FTC gets earful from lawmakers, consumer groups, companies

Source: Christa Marshall, E&E reporter • Posted: Wednesday, August 24, 2016

A Federal Trade Commission summit spawned charges and countercharges this summer about how utilities and solar companies are treating customers.

The comment period ended yesterday for FTC’s June 21 solar workshop, which examined competition and consumer protection in the renewable-energy sector.

The commission doesn’t have to take action, but it’s also not precluded from issuing new guidance or regulations as a result of the event.

Among those who weighed in: Senate Minority Leader Harry Reid (D-Nev.), who urged FTC to “closely consider the market barriers to [distributed generation] that utilities are erecting and lobbying state regulators to impose.”

Reid’s home state has been the focus point of national arguments about net metering, after the Nevada Public Utilities Commission last year slashed compensation amounts for residents with solar panels generating excess power to the grid. Installers like SolarCity later abandoned the state market.

Reid charged that the outcome in Nevada was not an accident but the result of a national campaign by utilities to dampen competition from rooftop solar. “Utilities in Nevada and other states have made deceptive statements that exaggerate the costs and disregard the benefits of distributed generation,” he wrote.

In its own comments, the Edison Electric Institute did not address Reid directly but outlined many of the industry’s concerns with rooftop solar policy in some states. The institute said compensation to rooftop customers can be too high, resulting in an “anti-consumer” policy that can transfer costs to utilities and non-solar customers.

“Some members of the solar industry seek rules that would increase their companies’ profits at the expense of equally environmentally-friendly, but more efficient, alternatives and would subsidize private solar consumers at the expense of those less well-off,” EEI said.

Several state attorneys general, the U.S. Chamber of Commerce, state lawmakers, universities and the solar industry also provided comments.

The Solar Energy Industries Association, for example, echoed Reid’s remarks, arguing that many utilities are using “anticompetitive” behaviors and taking advantage of their market position to stifle competition for rooftop solar companies.

Earlier this year, Rep. Yvette Clarke (D-N.Y.) warned FTC of a “growing problem” of deceptive marketing practices by segments of the solar industry (E&E Daily, June 8).

Yesterday, the advocacy group Public Citizen further called on FTC to ban what it termed “rip-off clauses” preventing consumers from taking solar companies to court if they engage in abusive practices.

The group sampled solar leasing contracts from companies like SolarCity and determined that many contain mandatory arbitration clauses that require disputes to be settled in an arbitration process rather than a court.

As solar leasing companies are not regulated by state utility commissions, the group said it is “critically important” that solar consumers have legal recourse available to them.
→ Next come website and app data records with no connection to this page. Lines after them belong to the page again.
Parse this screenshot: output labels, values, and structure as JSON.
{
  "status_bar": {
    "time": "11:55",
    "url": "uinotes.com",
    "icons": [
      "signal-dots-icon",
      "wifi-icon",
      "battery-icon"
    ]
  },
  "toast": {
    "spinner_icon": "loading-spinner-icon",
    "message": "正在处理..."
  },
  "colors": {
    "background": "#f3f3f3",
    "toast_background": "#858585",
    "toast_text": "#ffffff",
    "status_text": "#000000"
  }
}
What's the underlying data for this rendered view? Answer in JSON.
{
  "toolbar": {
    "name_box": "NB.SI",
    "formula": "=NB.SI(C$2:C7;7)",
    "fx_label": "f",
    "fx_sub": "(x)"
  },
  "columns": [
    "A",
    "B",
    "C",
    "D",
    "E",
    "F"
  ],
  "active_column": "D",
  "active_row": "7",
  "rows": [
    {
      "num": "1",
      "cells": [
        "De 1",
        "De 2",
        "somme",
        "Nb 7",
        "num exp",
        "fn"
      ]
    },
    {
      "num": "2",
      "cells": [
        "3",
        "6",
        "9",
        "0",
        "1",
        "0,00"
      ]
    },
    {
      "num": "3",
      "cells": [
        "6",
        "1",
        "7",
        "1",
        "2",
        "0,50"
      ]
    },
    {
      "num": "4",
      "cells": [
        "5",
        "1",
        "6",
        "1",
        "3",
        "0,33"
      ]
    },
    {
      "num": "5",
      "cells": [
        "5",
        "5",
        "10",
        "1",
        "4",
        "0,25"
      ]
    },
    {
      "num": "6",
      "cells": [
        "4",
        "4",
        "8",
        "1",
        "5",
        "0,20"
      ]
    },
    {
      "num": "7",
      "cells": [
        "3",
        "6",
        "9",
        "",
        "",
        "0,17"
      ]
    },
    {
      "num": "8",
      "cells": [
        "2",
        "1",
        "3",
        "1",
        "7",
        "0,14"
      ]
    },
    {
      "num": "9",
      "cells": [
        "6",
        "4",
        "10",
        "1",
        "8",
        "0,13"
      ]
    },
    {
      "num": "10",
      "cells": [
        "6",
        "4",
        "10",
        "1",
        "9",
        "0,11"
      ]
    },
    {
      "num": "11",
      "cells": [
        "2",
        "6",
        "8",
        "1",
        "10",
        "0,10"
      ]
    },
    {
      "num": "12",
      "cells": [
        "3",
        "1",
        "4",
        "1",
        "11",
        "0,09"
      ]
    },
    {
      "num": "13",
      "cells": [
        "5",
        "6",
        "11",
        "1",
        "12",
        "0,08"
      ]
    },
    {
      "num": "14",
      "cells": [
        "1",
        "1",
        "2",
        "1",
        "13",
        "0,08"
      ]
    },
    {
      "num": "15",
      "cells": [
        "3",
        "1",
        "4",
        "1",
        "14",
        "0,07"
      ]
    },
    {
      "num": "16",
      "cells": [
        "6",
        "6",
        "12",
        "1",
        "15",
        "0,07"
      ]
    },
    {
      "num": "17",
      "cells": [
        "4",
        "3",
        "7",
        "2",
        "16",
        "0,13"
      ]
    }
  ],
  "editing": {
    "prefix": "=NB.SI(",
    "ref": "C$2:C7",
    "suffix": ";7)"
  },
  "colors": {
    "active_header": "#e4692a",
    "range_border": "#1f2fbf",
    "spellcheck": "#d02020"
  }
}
It cites cases where consumers could be put at legal and financial risk, including if a state changes its net-metering policies and alters how much consumers are compensated.

“These mandatory arbitration clauses, when combined with the lack of effective state utility regulatory oversight, expose consumers to unnecessary harm,” wrote Tyson Slocum, energy program director at Public Citizen.

But Dan Whitten, SEIA’s vice president of communications, said customers have legal recourse through arbitration. Those types of contracts are not unique to the solar industry and are common in many other industries, he said.

“It’s very important to us that consumers fully understand their contracts, including any arbitration or other legal clauses,” Whitten said. “This is of paramount importance to us.”